Milk thistle extracts have been shown to benefit cirrhosis, the end-stage result of liver damage. Cirrhosis can result from multiple causes, including alcoholic and non-alcoholic fatty liver disease, viral hepatitis, and many toxins.43 In other words, cirrhosis doesn’t represent a single diagnosis, but a largely preventable progression of the oxidation and inflammation produced by all those other causes.
Unfortunately, prevention has so far eluded most medical interventions. As a result, those with cirrhosis are faced with either a slow and uncomfortable death, or a liver transplant, which is costly, dangerous, and not available to everyone.
Fortunately, milk thistle extracts are showing considerable promise in this desperate situation. One early study found that in people with alcohol-induced cirrhosis, those taking silymarin survived longer than control subjects.44 A later study confirmed that finding, with 58% of silymarin-treated patients surviving longer than 4 years, compared with just 39% of the placebo group.45

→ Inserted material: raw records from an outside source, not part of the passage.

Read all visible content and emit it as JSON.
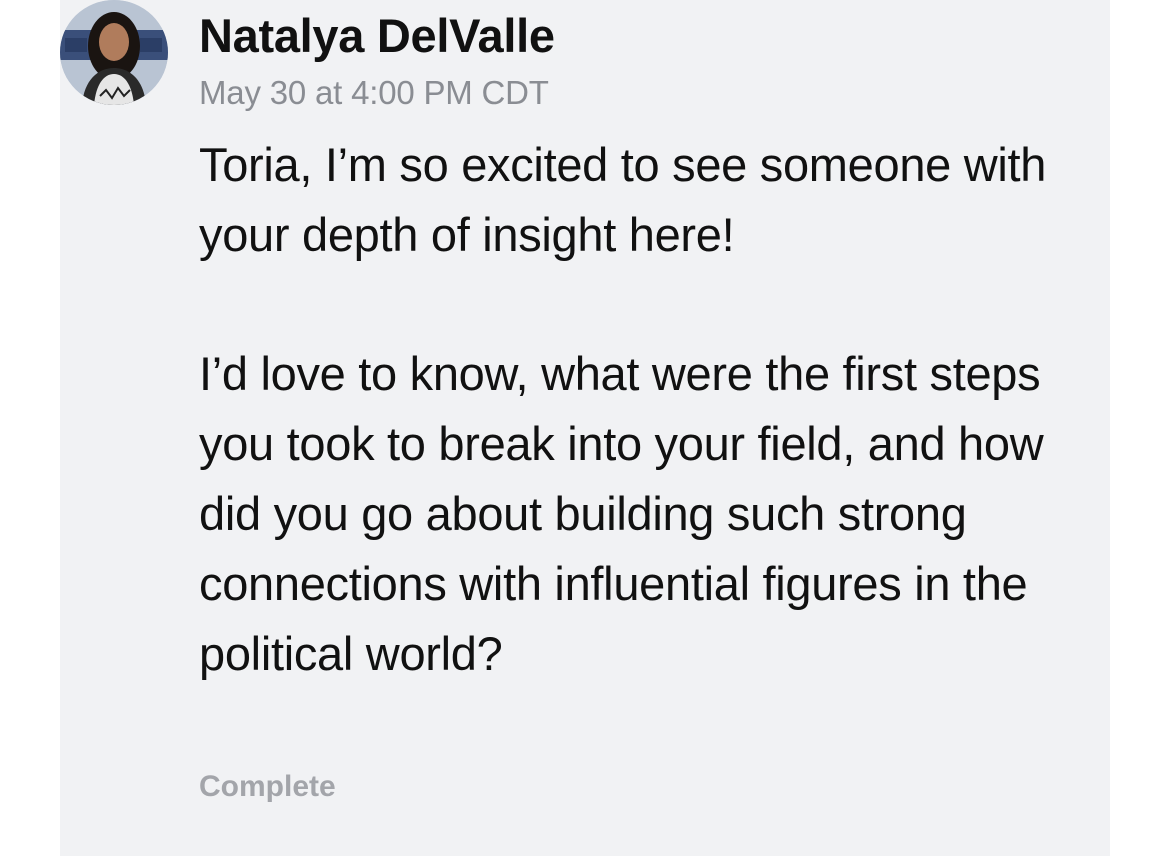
{
  "comment": {
    "author": "Natalya DelValle",
    "timestamp": "May 30 at 4:00 PM CDT",
    "paragraphs": [
      "Toria, I’m so excited to see someone with your depth of insight here!",
      "I’d love to know, what were the first steps you took to break into your field, and how did you go about building such strong connections with influential figures in the political world?"
    ],
    "status": "Complete"
  },
  "colors": {
    "card_background": "#f1f2f4",
    "text_primary": "#111111",
    "text_muted": "#8a8d93",
    "status_text": "#a3a5aa"
  },
  "icons": {
    "avatar": "user-avatar-photo"
  }
}
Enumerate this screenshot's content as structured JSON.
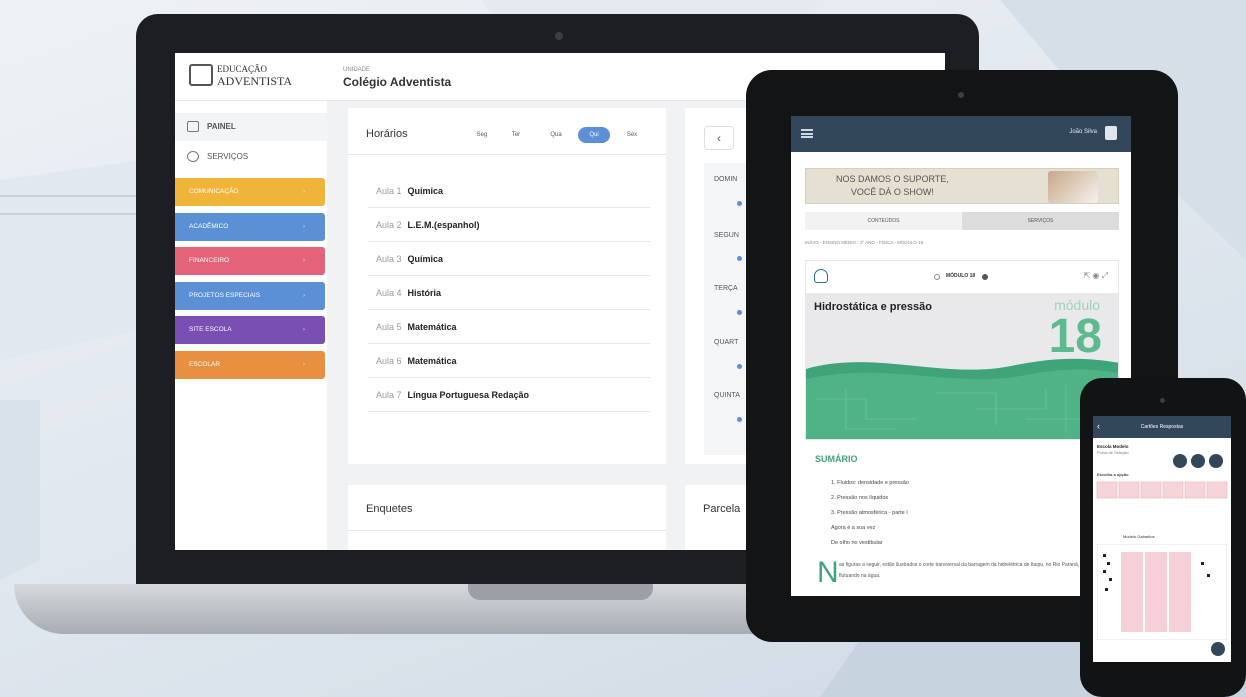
{
  "laptop": {
    "logo_line1": "EDUCAÇÃO",
    "logo_line2": "ADVENTISTA",
    "school_small": "UNIDADE",
    "school_name": "Colégio Adventista",
    "sidebar": {
      "painel": "PAINEL",
      "servicos": "SERVIÇOS",
      "colored": [
        {
          "label": "COMUNICAÇÃO",
          "color": "#f0b43a"
        },
        {
          "label": "ACADÊMICO",
          "color": "#5b8fd6"
        },
        {
          "label": "FINANCEIRO",
          "color": "#e2637a"
        },
        {
          "label": "PROJETOS ESPECIAIS",
          "color": "#5b8fd6"
        },
        {
          "label": "SITE ESCOLA",
          "color": "#7a4fb4"
        },
        {
          "label": "ESCOLAR",
          "color": "#e89040"
        }
      ]
    },
    "horarios": {
      "title": "Horários",
      "days": [
        "Seg",
        "Ter",
        "Qua",
        "Qui",
        "Sex"
      ],
      "active_day": "Qui",
      "rows": [
        {
          "num": "Aula 1",
          "subject": "Química"
        },
        {
          "num": "Aula 2",
          "subject": "L.E.M.(espanhol)"
        },
        {
          "num": "Aula 3",
          "subject": "Química"
        },
        {
          "num": "Aula 4",
          "subject": "História"
        },
        {
          "num": "Aula 5",
          "subject": "Matemática"
        },
        {
          "num": "Aula 6",
          "subject": "Matemática"
        },
        {
          "num": "Aula 7",
          "subject": "Língua Portuguesa Redação"
        }
      ]
    },
    "week_strip": {
      "back": "‹",
      "labels": [
        "DOMIN",
        "SEGUN",
        "TERÇA",
        "QUART",
        "QUINTA"
      ]
    },
    "enquetes": "Enquetes",
    "parcelas": "Parcela"
  },
  "tablet": {
    "user": "João Silva",
    "banner_line1": "NOS DAMOS O SUPORTE,",
    "banner_line2": "VOCÊ DÁ O SHOW!",
    "tabs": [
      "CONTEÚDOS",
      "SERVIÇOS"
    ],
    "breadcrumb": "INÍCIO  ›  ENSINO MÉDIO  ›  2º ANO  ›  FÍSICA  ›  MÓDULO 18",
    "module_nav": "MÓDULO 18",
    "module_title": "Hidrostática e pressão",
    "module_word": "módulo",
    "module_number": "18",
    "sumario": "SUMÁRIO",
    "sumario_items": [
      "1. Fluidos: densidade e pressão",
      "2. Pressão nos líquidos",
      "3. Pressão atmosférica - parte I",
      "Agora é a sua vez",
      "De olho no vestibular"
    ],
    "drop_cap": "N",
    "body_text": "as figuras a seguir, estão ilustrados o corte transversal da barragem da hidrelétrica de Itaipu, no Rio Paraná, e uma bola flutuando na água."
  },
  "phone": {
    "header": "Cartões Respostas",
    "student_name": "Escola Modelo",
    "student_sub": "Prova de Seleção",
    "section_label": "Escolha a opção",
    "sheet_title": "Modelo Gabaritos"
  }
}
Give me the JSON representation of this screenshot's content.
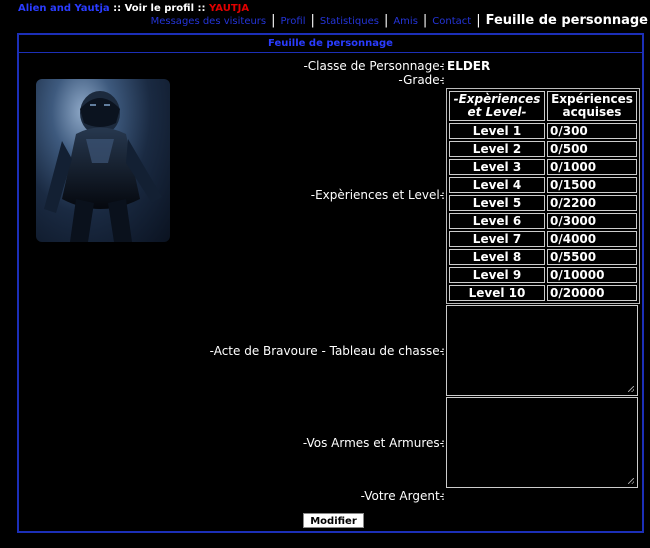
{
  "breadcrumb": {
    "forum": "Alien and Yautja",
    "sep1": " :: ",
    "view_profile": "Voir le profil",
    "sep2": " :: ",
    "user": "YAUTJA"
  },
  "tabs": [
    {
      "label": "Messages des visiteurs"
    },
    {
      "label": "Profil"
    },
    {
      "label": "Statistiques"
    },
    {
      "label": "Amis"
    },
    {
      "label": "Contact"
    },
    {
      "label": "Feuille de personnage",
      "active": true
    }
  ],
  "panel": {
    "title": "Feuille de personnage",
    "fields": {
      "classe_label": "-Classe de Personnage-",
      "classe_value": "ELDER",
      "grade_label": "-Grade-",
      "xp_label": "-Expèriences et Level-",
      "bravoure_label": "-Acte de Bravoure - Tableau de chasse-",
      "armes_label": "-Vos Armes et Armures-",
      "argent_label": "-Votre Argent-"
    },
    "colon": ":",
    "xp_table": {
      "headers": [
        "-Expèriences et Level-",
        "Expériences acquises"
      ],
      "rows": [
        [
          "Level 1",
          "0/300"
        ],
        [
          "Level 2",
          "0/500"
        ],
        [
          "Level 3",
          "0/1000"
        ],
        [
          "Level 4",
          "0/1500"
        ],
        [
          "Level 5",
          "0/2200"
        ],
        [
          "Level 6",
          "0/3000"
        ],
        [
          "Level 7",
          "0/4000"
        ],
        [
          "Level 8",
          "0/5500"
        ],
        [
          "Level 9",
          "0/10000"
        ],
        [
          "Level 10",
          "0/20000"
        ]
      ]
    },
    "submit_label": "Modifier"
  },
  "icons": {
    "resize": "resize-grip-icon"
  }
}
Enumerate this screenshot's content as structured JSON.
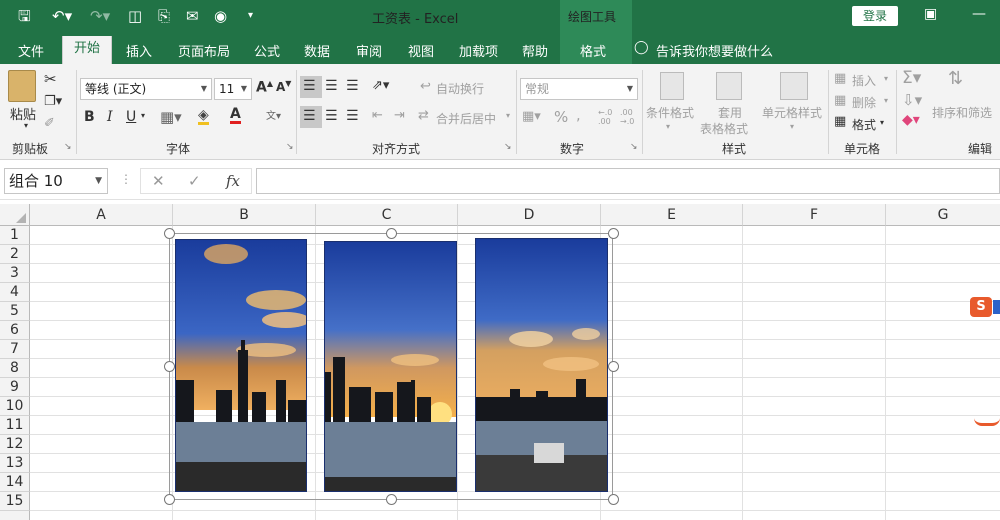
{
  "titlebar": {
    "doc_title": "工资表 - Excel",
    "context_title": "绘图工具",
    "login_label": "登录"
  },
  "tabs": [
    "文件",
    "开始",
    "插入",
    "页面布局",
    "公式",
    "数据",
    "审阅",
    "视图",
    "加载项",
    "帮助",
    "格式"
  ],
  "active_tab": "开始",
  "tell_me": "告诉我你想要做什么",
  "ribbon": {
    "clipboard": {
      "label": "剪贴板",
      "paste": "粘贴"
    },
    "font": {
      "label": "字体",
      "name": "等线 (正文)",
      "size": "11",
      "bold": "B",
      "italic": "I",
      "underline": "U"
    },
    "alignment": {
      "label": "对齐方式",
      "wrap": "自动换行",
      "merge": "合并后居中"
    },
    "number": {
      "label": "数字",
      "format": "常规"
    },
    "styles": {
      "label": "样式",
      "cond": "条件格式",
      "table_line1": "套用",
      "table_line2": "表格格式",
      "cell": "单元格样式"
    },
    "cells": {
      "label": "单元格",
      "insert": "插入",
      "delete": "删除",
      "format": "格式"
    },
    "editing": {
      "label": "编辑",
      "sort": "排序和筛选"
    }
  },
  "formula_bar": {
    "name_box": "组合 10",
    "fx": "fx"
  },
  "columns": [
    "A",
    "B",
    "C",
    "D",
    "E",
    "F",
    "G"
  ],
  "rows": [
    "1",
    "2",
    "3",
    "4",
    "5",
    "6",
    "7",
    "8",
    "9",
    "10",
    "11",
    "12",
    "13",
    "14",
    "15"
  ],
  "colors": {
    "accent": "#217346",
    "sky_top": "#1a3c9c",
    "sky_glow": "#f5b04a",
    "water": "#6c7f96"
  }
}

Even when liver disease has reached the stage of cirrhosis, silymarin treatment can normalize elevated liver enzymes in the blood, indicating that it has slowed the progression of liver damage.46 Proof of this comes from a study in an extremely challenging population: alcoholic diabetics with cirrhosis. In that group, silymarin treatment, 600 mg/day, reduced markers of cell membrane oxidation and improved insulin resistance.3 In fact, silymarin recipients had less overproduction of their own insulin, and required less insulin by injection, compared with control patients.3 The early stages of type II diabetes are characterized by excess pancreatic secretion of insulin to suppress elevated glucose. As type II diabetes progresses, the pancreas loses its ability to produce enough insulin and some patients require insulin injections. A therapy that reduces the amount of insulin needed by injection, or its excess production in the pancreas is considered beneficial.